An Autobiographical Novel chronicles the first twenty-one years of Rexroth’s life. Begun as a set of tapes made to inform his young daughters about their father’s ancestors and early life and subsequently broadcast over the Pacifica radio stations, the book was transcribed and edited by further dictation to preserve its oral quality. In it Rexroth describes with factual detachment his early experiments in abstract painting, his adoption of the bohemian lifestyle, his political activism, his spiritual odyssey, and his conservationism.
Rexroth’s essays are pointed, trenchant, and individualistic. He brings his wealth of knowledge to bear in criticism that regularly shatters idols such as T. S. Eliot, undermines repressive authority such as that of the New Critics, reorganizes the traditional poetic canon to include forgotten poets such as Mina Loy, attacks the literary academy for superficiality and laziness, and generally enforces his vision that literature should be imaginative, international, innovative, and intelligent. From his position as outsider, and given his extremely articulate—even arrogant—voice, Rexroth as a critic speaks the unspeakable and recognizes the unrecognizable, leading often to insights that explode prejudice, cut through cant, and refresh his readers’ judgment, even when they do not agree with him.
In 1956 Rexroth gained special notoriety as the father of the San Francisco poetry renaissance, a flowering of creative activity in the Bay Area that corresponded to the rise of the Beat movement in New York. It was Rexroth who acted as master of ceremonies for the famous Six Gallery reading in 1956 at which Allen Ginsberg first performed “Howl.” That Rexroth subsequently rejected—and was in turn rejected by—some of the writers he initially supported is testimony to his integrity. As soon as he perceived that some of the new poets were encouraging a formulaic approach to literature, and so to life, he rejected them.

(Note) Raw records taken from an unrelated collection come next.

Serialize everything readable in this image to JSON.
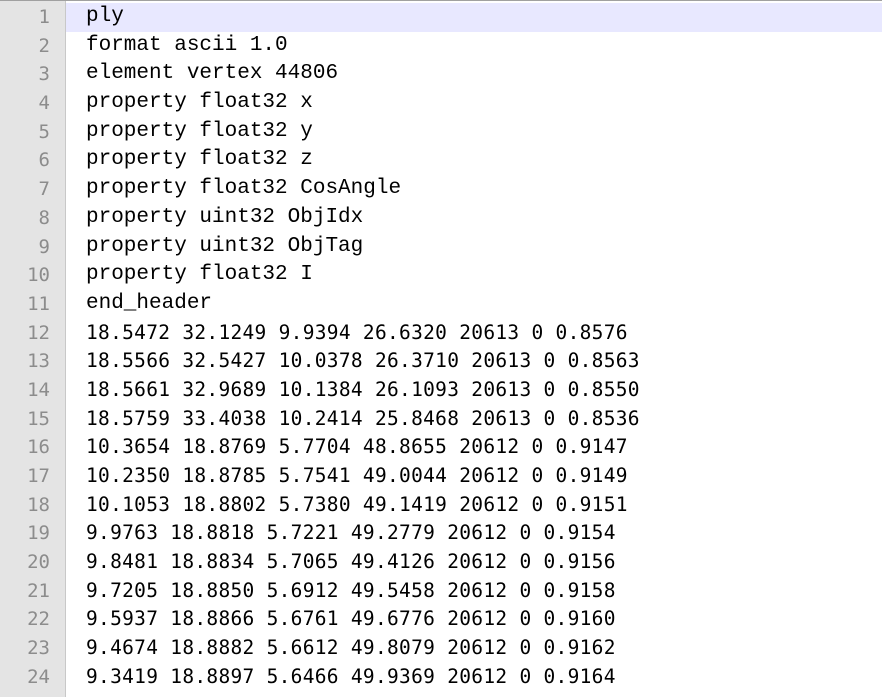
{
  "editor": {
    "current_line": 1,
    "lines": [
      {
        "num": "1",
        "text": "ply",
        "kind": "header"
      },
      {
        "num": "2",
        "text": "format ascii 1.0",
        "kind": "header"
      },
      {
        "num": "3",
        "text": "element vertex 44806",
        "kind": "header"
      },
      {
        "num": "4",
        "text": "property float32 x",
        "kind": "header"
      },
      {
        "num": "5",
        "text": "property float32 y",
        "kind": "header"
      },
      {
        "num": "6",
        "text": "property float32 z",
        "kind": "header"
      },
      {
        "num": "7",
        "text": "property float32 CosAngle",
        "kind": "header"
      },
      {
        "num": "8",
        "text": "property uint32 ObjIdx",
        "kind": "header"
      },
      {
        "num": "9",
        "text": "property uint32 ObjTag",
        "kind": "header"
      },
      {
        "num": "10",
        "text": "property float32 I",
        "kind": "header"
      },
      {
        "num": "11",
        "text": "end_header",
        "kind": "header"
      },
      {
        "num": "12",
        "text": "18.5472 32.1249 9.9394 26.6320 20613 0 0.8576",
        "kind": "data"
      },
      {
        "num": "13",
        "text": "18.5566 32.5427 10.0378 26.3710 20613 0 0.8563",
        "kind": "data"
      },
      {
        "num": "14",
        "text": "18.5661 32.9689 10.1384 26.1093 20613 0 0.8550",
        "kind": "data"
      },
      {
        "num": "15",
        "text": "18.5759 33.4038 10.2414 25.8468 20613 0 0.8536",
        "kind": "data"
      },
      {
        "num": "16",
        "text": "10.3654 18.8769 5.7704 48.8655 20612 0 0.9147",
        "kind": "data"
      },
      {
        "num": "17",
        "text": "10.2350 18.8785 5.7541 49.0044 20612 0 0.9149",
        "kind": "data"
      },
      {
        "num": "18",
        "text": "10.1053 18.8802 5.7380 49.1419 20612 0 0.9151",
        "kind": "data"
      },
      {
        "num": "19",
        "text": "9.9763 18.8818 5.7221 49.2779 20612 0 0.9154",
        "kind": "data"
      },
      {
        "num": "20",
        "text": "9.8481 18.8834 5.7065 49.4126 20612 0 0.9156",
        "kind": "data"
      },
      {
        "num": "21",
        "text": "9.7205 18.8850 5.6912 49.5458 20612 0 0.9158",
        "kind": "data"
      },
      {
        "num": "22",
        "text": "9.5937 18.8866 5.6761 49.6776 20612 0 0.9160",
        "kind": "data"
      },
      {
        "num": "23",
        "text": "9.4674 18.8882 5.6612 49.8079 20612 0 0.9162",
        "kind": "data"
      },
      {
        "num": "24",
        "text": "9.3419 18.8897 5.6466 49.9369 20612 0 0.9164",
        "kind": "data"
      }
    ]
  }
}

In the 1950’s and 1960’s, Rexroth won many prizes for his poetry and translations and taught sporadically in various universities. In 1967 a grant from the Rockefeller Foundation enabled him to travel around the world. Subsequently, his growing belief that the world is doomed to destruction by runaway technology started him on a new spiritual quest that led through Buddhism to Episcopalianism and finally to Roman Catholicism. The publication of The Orchid Boat and The Burning Heart in the 1970’s, translations of Chinese and Japanese women poets respectively, fueled the growing interest in literature written by women. At about the same time Rexroth produced a radical social history, Communalism, from the Neolithic to 1900. Rexroth was baptized in the Catholic church in 1981, about a year before he died of heart disease in Santa Barbara, California.